My current book in my Astrophysics self-study is Galaxies in the Universe by Sparke and Gallager, 2nd edition. It's aimed at advanced undergrads, so probably appropriate for a aging physicist who worked on atmospheric problems for 30 years. It's a pretty good book, I think, but occasionally frustrating for the autodidact.
The big problem is a certain carelessness about numbers and a few other details, especially in the problems. An unfortunately not atypical example can be found in problem 1.19, where one is asked to compute some effects of neutron lifetime on Helium abundance. A crucial intermediate step is computing the time at which the radiation is cool enough for deuterium to survive. The problem helpfully adds that the value one gets should be 365 s (after big bang). If one uses the equations found in the book, one gets a bit less than 349 s - not a big difference, but way to large for using equations without any error bars. It's small enough, and large enough, to make me think that perhaps I left out some small but perhaps crucial detail.
The intertubes were little help. It seems that estimates of this time (using slightly different methodologies) vary quite a bit. Finally I thought to look for an online errata. OK, they said, the time should be 350 s, not 365s. Umm, not quite. It was really a bit less than 349. Can't they even get the errata right to 3 significant figures?

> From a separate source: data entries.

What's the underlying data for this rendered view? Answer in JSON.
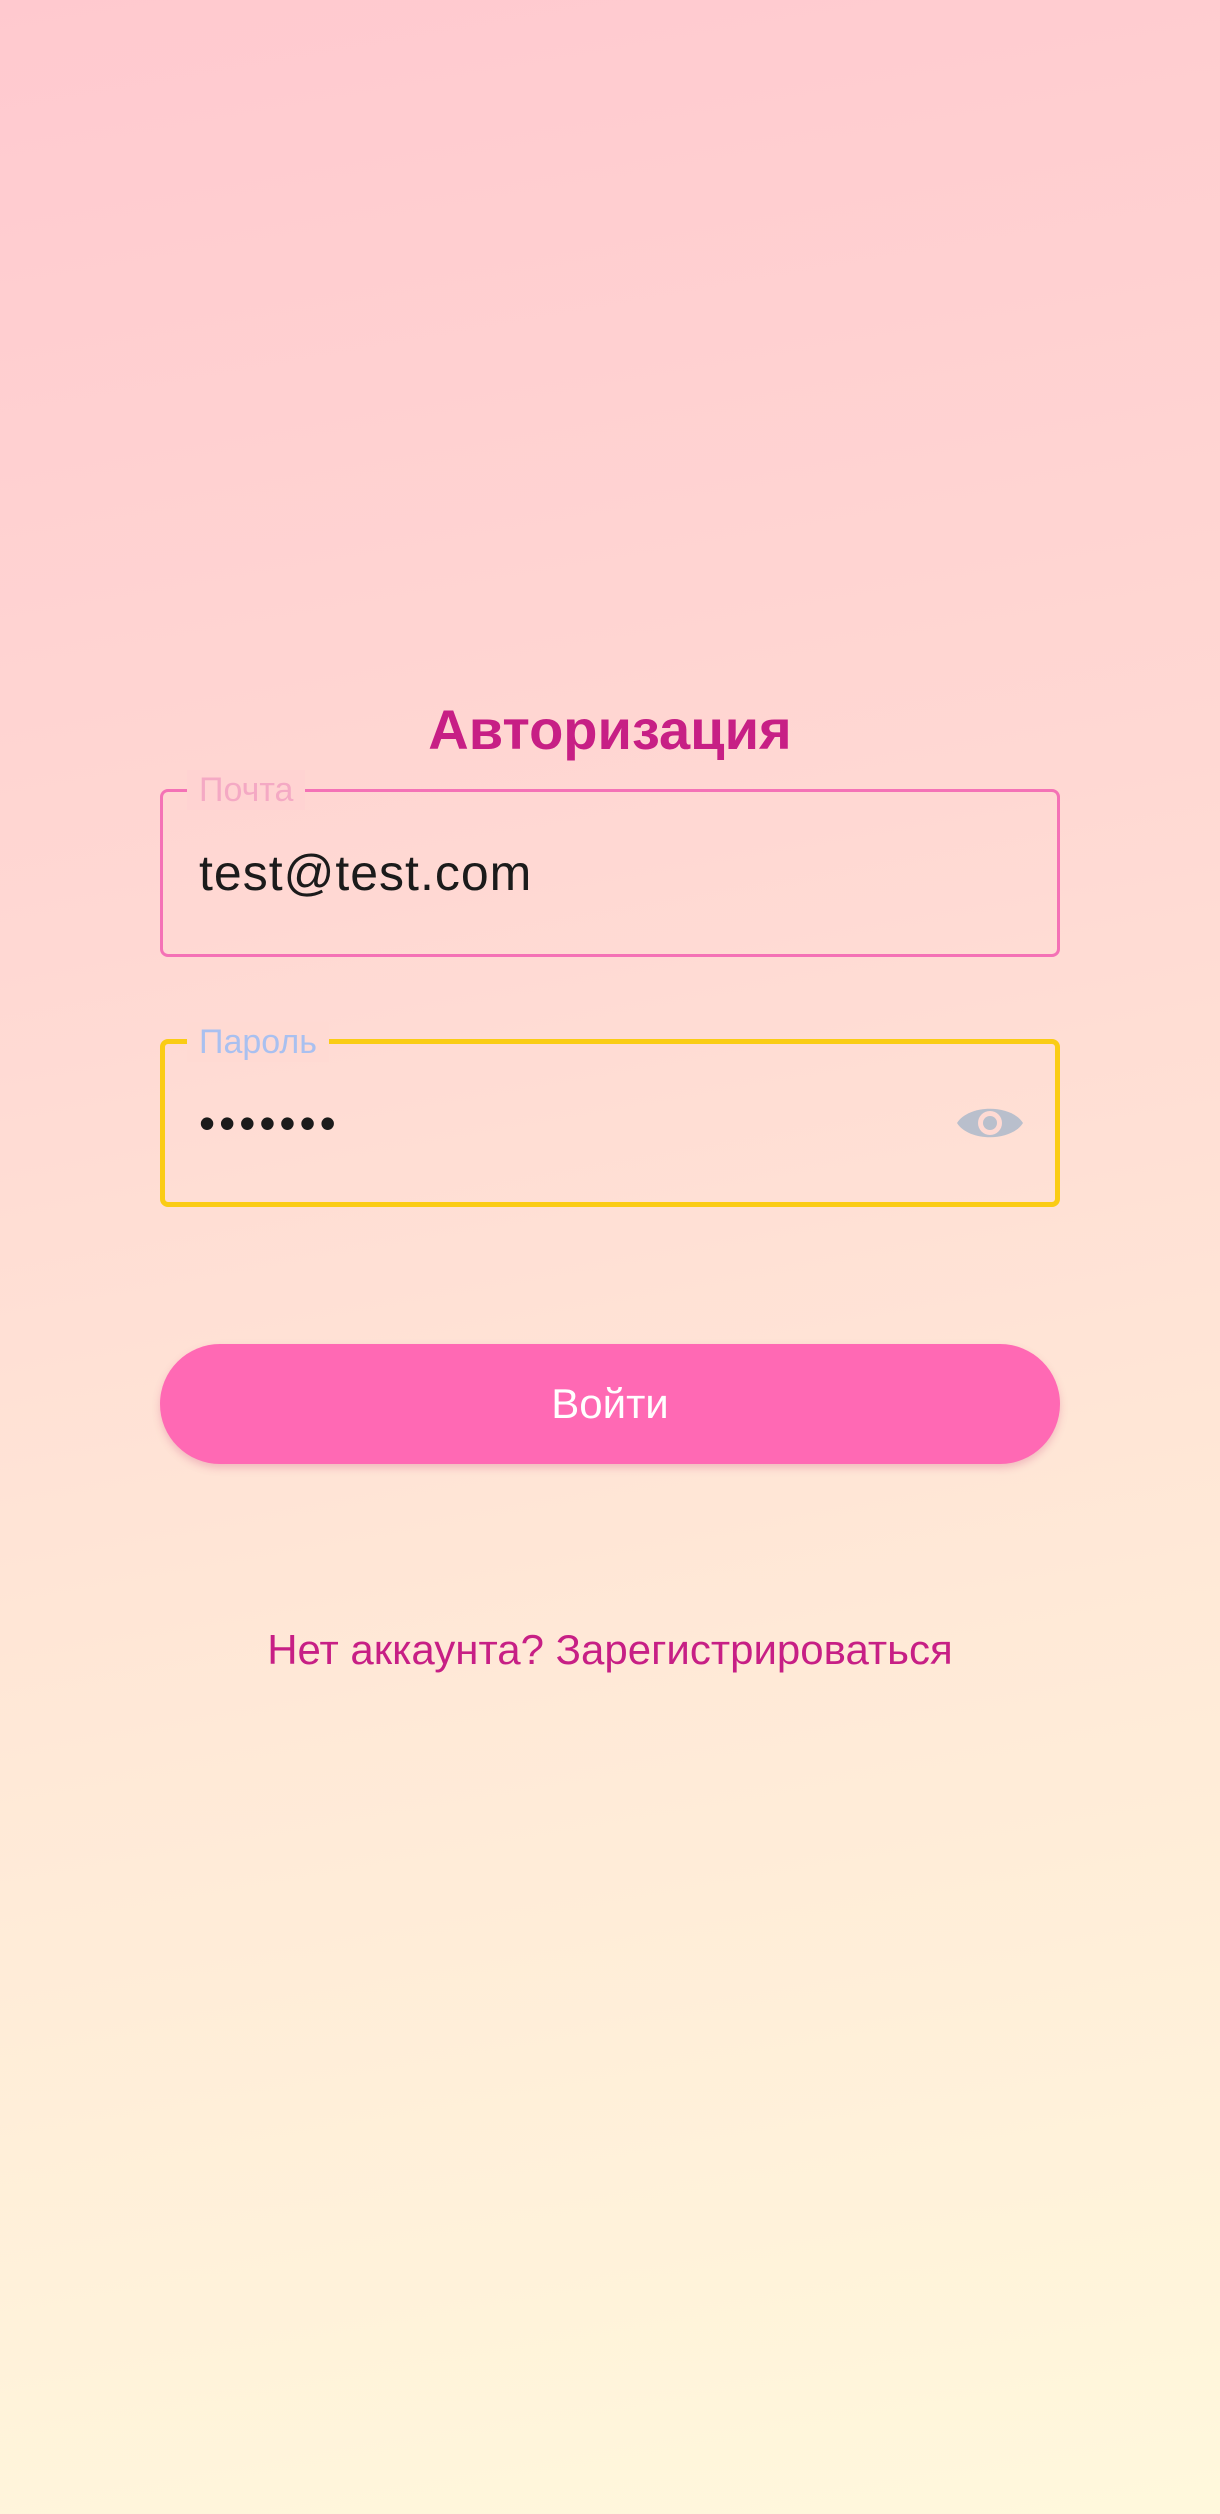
{
  "screen": {
    "title": "Авторизация"
  },
  "form": {
    "email": {
      "label": "Почта",
      "value": "test@test.com"
    },
    "password": {
      "label": "Пароль",
      "value": "•••••••",
      "toggle_icon": "eye-icon"
    },
    "login_label": "Войти",
    "register_link": "Нет аккаунта? Зарегистрироваться"
  },
  "colors": {
    "accent": "#c71f85",
    "button": "#ff69b4",
    "email_border": "#f472b6",
    "password_border_focused": "#facc15"
  }
}
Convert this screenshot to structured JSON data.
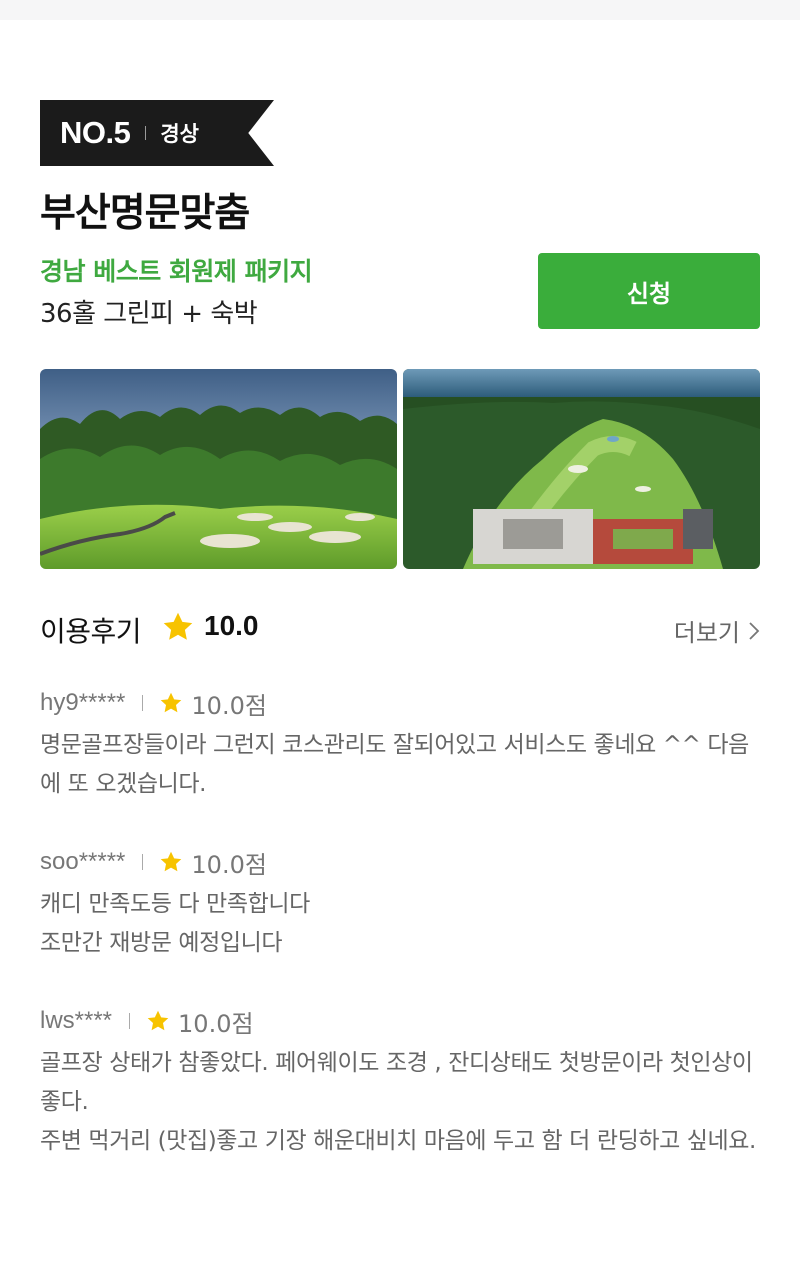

Unfortunately, this type of error is rife. What the hell. Don't they have grad students - or at least undergrads who use the book?